“I like giving back,” Spohn said. “This company in particular, their mission is making solar accessible to people. These people are invisible as far as society is concerned.”

Spohn spent a day up on Gross’s roof, working with the SEPA volunteers, for whom the project was a chance to get out from behind their desks and computers and get some real-time experience on the nuts and bolts of the industry.

“It was good to use tools — in my head, to connect every wire, so I know exactly how it works,” said Research Analyst Ryan Edge.

The challenge for Anita Bonner, SEPA’s Operations and Finance Associate, was suiting up in a heavy harness and clambering up the two-story high ladder to get on the roof.

“I’m afraid of heights, and I conquered it twice,” she said.

Bridging the energy divide

Started in Northern California in 2001, GRID’s mission is two-pronged, focused on bringing the economic and social benefits of both solar and solar jobs to low-income and other underserved communities. SEPA President and CEO Julia Hamm is on the Board of Directors of the organization’s Mid-Atlantic office.

The GRID install in Baltimore was created through the kind of public-private partnerships the organization has become adept at building. The project’s primary funding comes from a $90,000 grant from the Abell Foundation, a private nonprofit that focuses exclusively on programs to improve education, economic development, health and human services in the state of Maryland. Much of GRID’s equipment comes from corporate sponsors.

Lynn Heller, the Abell Foundation’s vice president, said that the opening of GRID’s Mid-Atlantic office coincided with a foundation initiative exploring possibilities for bringing solar to low-income communities in Baltimore.

Read the Abell Foundation’s report on bringing solar to Baltimore’s low-income areas here.

The lower an individual’s or family’s income is, the more of it that goes to utility bills, Heller said.
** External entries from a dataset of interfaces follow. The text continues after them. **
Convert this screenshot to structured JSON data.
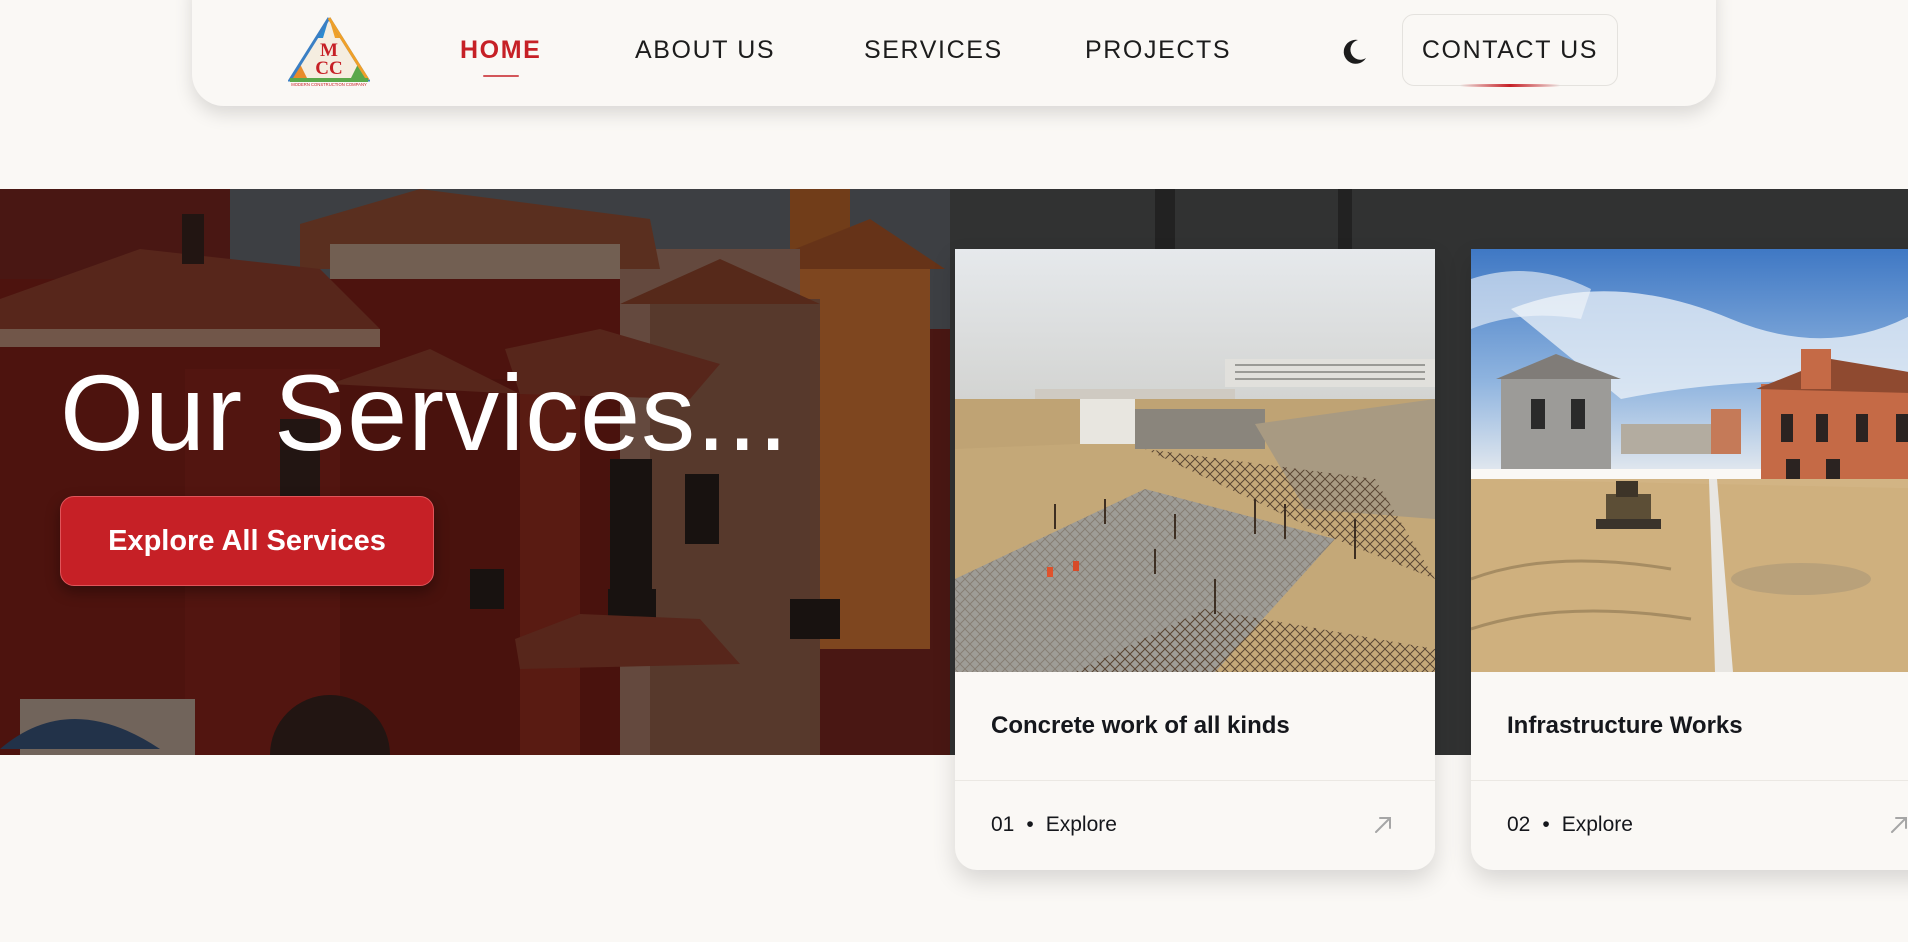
{
  "nav": {
    "logo_text": "MCC",
    "logo_caption": "MODERN CONSTRUCTION COMPANY",
    "links": [
      {
        "label": "HOME",
        "active": true
      },
      {
        "label": "ABOUT US",
        "active": false
      },
      {
        "label": "SERVICES",
        "active": false
      },
      {
        "label": "PROJECTS",
        "active": false
      }
    ],
    "theme_icon": "moon-icon",
    "contact_label": "CONTACT US"
  },
  "hero": {
    "title": "Our Services...",
    "cta_label": "Explore All Services"
  },
  "cards": [
    {
      "title": "Concrete work of all kinds",
      "number": "01",
      "separator": "•",
      "action": "Explore",
      "icon": "arrow-up-right-icon"
    },
    {
      "title": "Infrastructure Works",
      "number": "02",
      "separator": "•",
      "action": "Explore",
      "icon": "arrow-up-right-icon"
    }
  ],
  "colors": {
    "accent": "#c62026",
    "background": "#faf8f5",
    "text": "#1c1c1c"
  }
}
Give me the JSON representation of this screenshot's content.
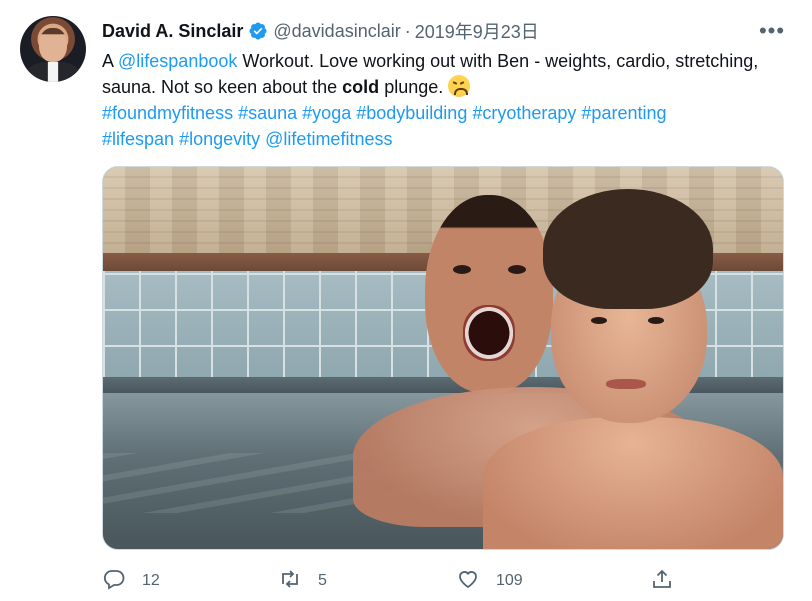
{
  "author": {
    "name": "David A. Sinclair",
    "handle": "@davidasinclair",
    "separator": "·",
    "date": "2019年9月23日"
  },
  "icons": {
    "verified": "verified-badge-icon",
    "more": "more-options-icon",
    "reply": "reply-icon",
    "retweet": "retweet-icon",
    "like": "heart-icon",
    "share": "share-icon",
    "emoji": "tired-face-emoji"
  },
  "colors": {
    "link": "#1d9bf0",
    "verified": "#1d9bf0",
    "secondary_text": "#536471"
  },
  "tweet": {
    "line1_prefix": "A ",
    "mention_book": "@lifespanbook",
    "line1_rest": " Workout. Love working out with Ben - weights, cardio, stretching, sauna. Not so keen about the ",
    "bold_word": "cold",
    "after_bold": " plunge. ",
    "hashtags_line1": [
      "#foundmyfitness",
      "#sauna",
      "#yoga",
      "#bodybuilding",
      "#cryotherapy",
      "#parenting"
    ],
    "hashtags_line2": [
      "#lifespan",
      "#longevity"
    ],
    "mention_gym": "@lifetimefitness"
  },
  "stats": {
    "replies": "12",
    "retweets": "5",
    "likes": "109"
  },
  "more_label": "•••"
}
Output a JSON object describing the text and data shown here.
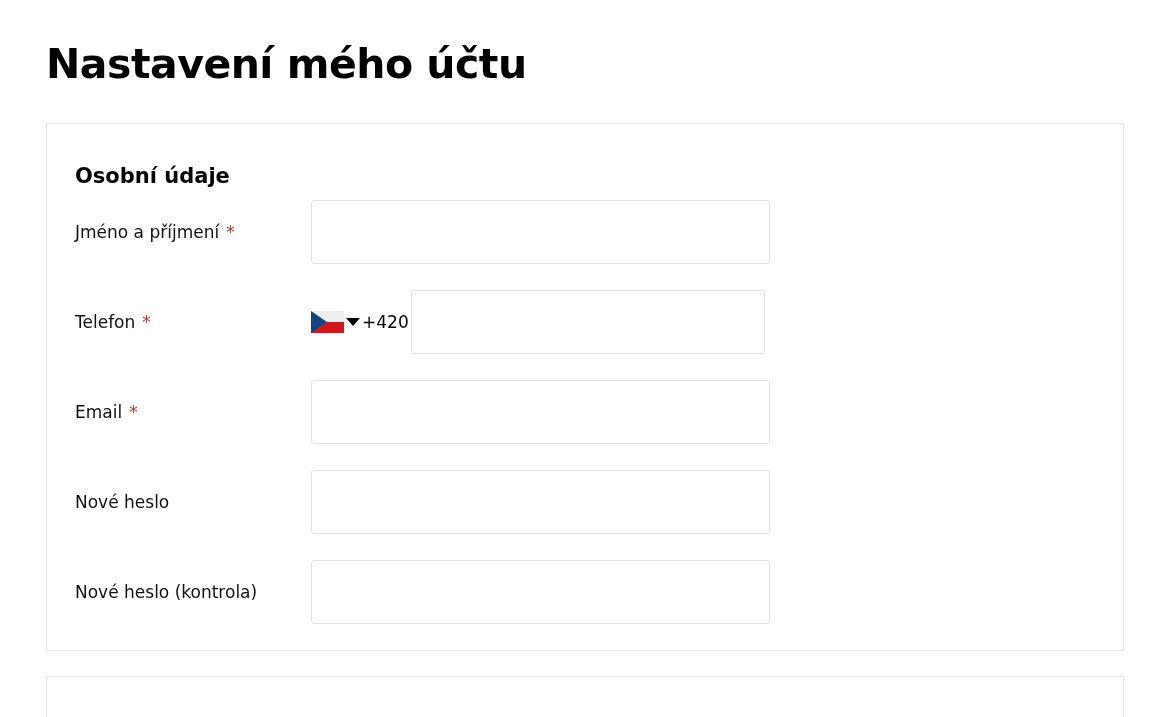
{
  "page_title": "Nastavení mého účtu",
  "sections": [
    {
      "title": "Osobní údaje",
      "fields": [
        {
          "kind": "text",
          "label": "Jméno a příjmení",
          "required_mark": "*"
        },
        {
          "kind": "phone",
          "label": "Telefon",
          "required_mark": "*",
          "dial_code": "+420"
        },
        {
          "kind": "text",
          "label": "Email",
          "required_mark": "*"
        },
        {
          "kind": "password",
          "label": "Nové heslo"
        },
        {
          "kind": "password",
          "label": "Nové heslo (kontrola)"
        }
      ]
    }
  ]
}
Based on 2013 figures from the U.S. Bureau of Labor Statistics, the national average for household expenditures on utilities, fuel and other services is about 7.3 percent. But households with pre-tax earnings of $20,000-$30,000 spend close to 10 percent on these energy-related expenses, compared to 5.5 percent for households earning $100,000 or more.

“We already have a pretty significant energy divide,” she said, noting that federal and state incentives for solar tend to be targeted at those who can afford the upfront costs of a rooftop system.
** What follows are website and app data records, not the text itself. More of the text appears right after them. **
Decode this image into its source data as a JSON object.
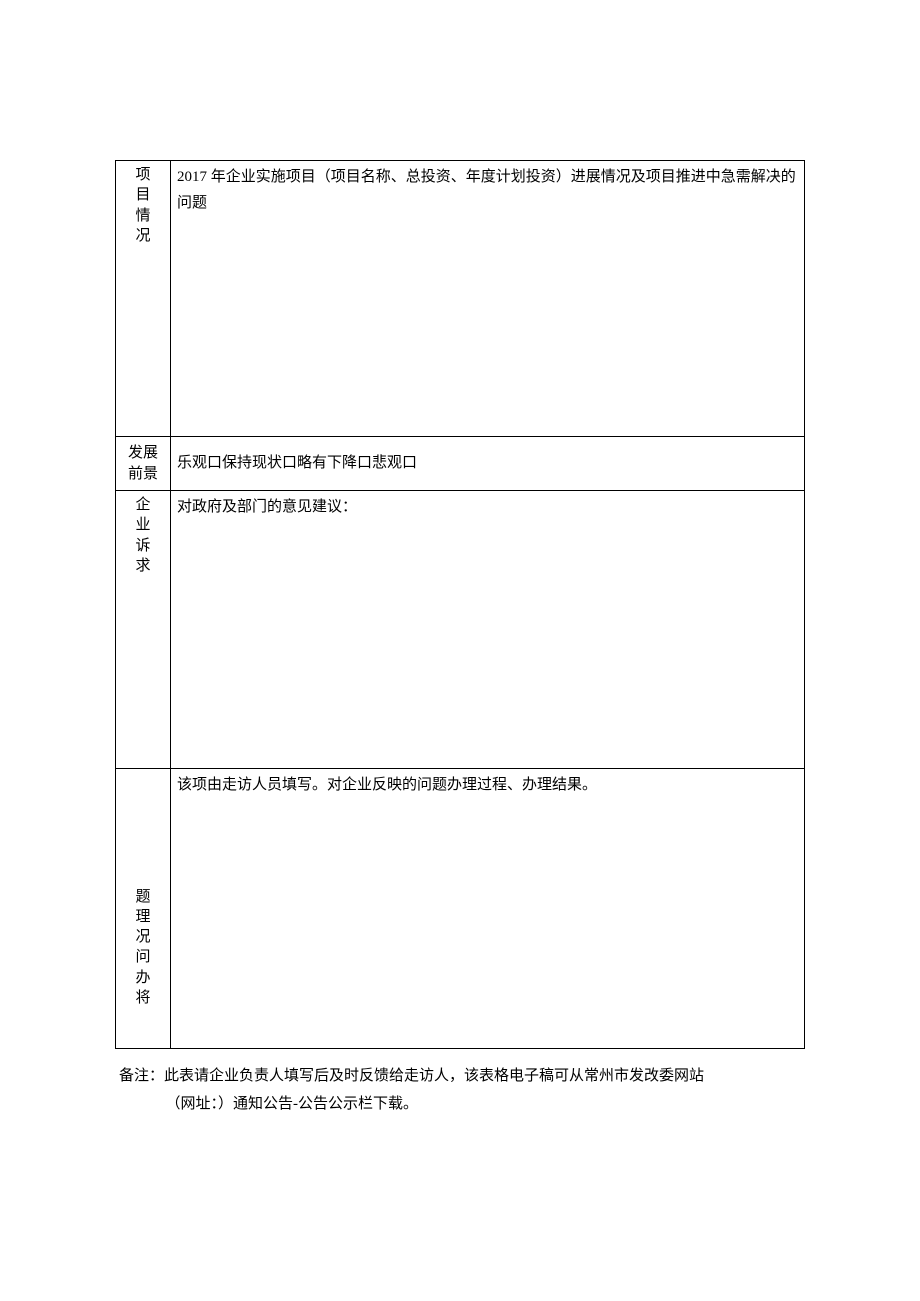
{
  "rows": {
    "project": {
      "label": "项目情况",
      "content": "2017 年企业实施项目（项目名称、总投资、年度计划投资）进展情况及项目推进中急需解决的问题"
    },
    "outlook": {
      "label": "发展前景",
      "content": "乐观口保持现状口略有下降口悲观口"
    },
    "appeal": {
      "label": "企业诉求",
      "content": "对政府及部门的意见建议："
    },
    "handling": {
      "label": "题理况问办将",
      "content": "该项由走访人员填写。对企业反映的问题办理过程、办理结果。"
    }
  },
  "footnote": {
    "line1": "备注：此表请企业负责人填写后及时反馈给走访人，该表格电子稿可从常州市发改委网站",
    "line2": "（网址：）通知公告-公告公示栏下载。"
  }
}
The residential installs GRID is doing here are part of a larger initiative that includes a city-funded solar-plus-storage installation at the area’s community center, called The Door, Heller said. Research is also underway to find longer-term, sustainable financing models to allow more area residents to go solar.

And now that people in the area have seen the panels go up on a few of their neighbors’ roofs, they are asking questions about how they might be able to get a system —something they hadn’t previously thought possible, Gross said.

Heller acknowledged that some people may be skeptical of installing solar in East Baltimore, saying it is a diversion from the area’s more pressing problems.

“Some folks may ask, ‘Why are you focusing on solar? Isn’t that a luxury problem?’” she said. “We want to make sure it doesn’t remain a luxury and make sure low-income energy bills go down. And finally there’s climate change. We’re all going to have to do a lot more, well-off people and low-income people.

“It’s not one economic group,” she said. “It’s everyone.”

K Kaufmann is SEPA’s Communications Manager. She can be reached at [email protected].

Himali Shah is SEPA’s Membership Associate. She can be reached at [email protected]